» INSTRUCTIONS FOR THE TASK:
The answer must consist of each line below that holds the word "JSON", copied as it stands.
◆ ◆ ◆ ◆
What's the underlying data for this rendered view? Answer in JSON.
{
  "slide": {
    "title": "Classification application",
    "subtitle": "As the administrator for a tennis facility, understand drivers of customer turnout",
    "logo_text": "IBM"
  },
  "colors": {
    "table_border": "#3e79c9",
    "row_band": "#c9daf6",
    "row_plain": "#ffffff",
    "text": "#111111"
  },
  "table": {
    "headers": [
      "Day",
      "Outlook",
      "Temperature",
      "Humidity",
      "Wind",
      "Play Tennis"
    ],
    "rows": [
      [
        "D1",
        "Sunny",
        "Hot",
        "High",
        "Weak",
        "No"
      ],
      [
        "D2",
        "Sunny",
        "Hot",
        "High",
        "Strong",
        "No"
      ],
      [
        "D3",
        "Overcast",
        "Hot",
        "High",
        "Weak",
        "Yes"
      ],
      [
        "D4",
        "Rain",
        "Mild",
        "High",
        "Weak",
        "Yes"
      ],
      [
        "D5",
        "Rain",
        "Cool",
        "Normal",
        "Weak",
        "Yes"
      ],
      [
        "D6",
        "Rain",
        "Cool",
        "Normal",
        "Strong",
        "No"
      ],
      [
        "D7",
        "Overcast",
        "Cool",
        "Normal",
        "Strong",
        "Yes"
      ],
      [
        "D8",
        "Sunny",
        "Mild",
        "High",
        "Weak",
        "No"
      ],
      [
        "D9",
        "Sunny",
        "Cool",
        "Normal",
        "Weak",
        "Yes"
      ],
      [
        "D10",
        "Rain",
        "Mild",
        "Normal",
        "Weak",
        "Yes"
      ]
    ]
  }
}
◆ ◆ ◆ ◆
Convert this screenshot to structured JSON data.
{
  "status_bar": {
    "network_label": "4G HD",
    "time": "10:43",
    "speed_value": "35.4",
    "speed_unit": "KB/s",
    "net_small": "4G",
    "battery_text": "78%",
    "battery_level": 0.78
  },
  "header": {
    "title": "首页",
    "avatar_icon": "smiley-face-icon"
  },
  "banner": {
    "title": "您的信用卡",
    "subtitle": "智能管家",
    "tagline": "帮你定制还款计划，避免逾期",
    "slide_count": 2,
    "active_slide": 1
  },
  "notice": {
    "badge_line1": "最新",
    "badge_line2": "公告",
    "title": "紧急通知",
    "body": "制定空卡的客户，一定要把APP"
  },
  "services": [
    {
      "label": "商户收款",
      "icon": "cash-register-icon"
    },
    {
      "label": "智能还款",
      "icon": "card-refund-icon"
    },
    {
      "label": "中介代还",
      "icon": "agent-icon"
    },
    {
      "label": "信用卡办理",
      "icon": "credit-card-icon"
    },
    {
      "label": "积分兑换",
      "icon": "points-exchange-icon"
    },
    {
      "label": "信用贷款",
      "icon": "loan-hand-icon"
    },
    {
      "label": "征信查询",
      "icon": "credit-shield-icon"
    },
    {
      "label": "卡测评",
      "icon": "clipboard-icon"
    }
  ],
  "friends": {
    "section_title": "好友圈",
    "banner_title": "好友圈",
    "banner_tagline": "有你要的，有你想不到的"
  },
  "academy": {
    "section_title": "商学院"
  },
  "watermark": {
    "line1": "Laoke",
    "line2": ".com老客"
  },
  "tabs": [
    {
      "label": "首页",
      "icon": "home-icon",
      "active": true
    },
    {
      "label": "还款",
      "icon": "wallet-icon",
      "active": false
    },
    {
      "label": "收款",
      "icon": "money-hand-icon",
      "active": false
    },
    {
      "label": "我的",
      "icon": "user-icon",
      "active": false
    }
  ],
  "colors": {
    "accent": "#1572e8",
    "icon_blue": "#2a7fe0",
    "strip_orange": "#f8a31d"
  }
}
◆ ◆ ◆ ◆
» EXERCISE RESPONSE:
What's the underlying data for this rendered view? Answer in JSON.
Convert this screenshot to structured JSON data.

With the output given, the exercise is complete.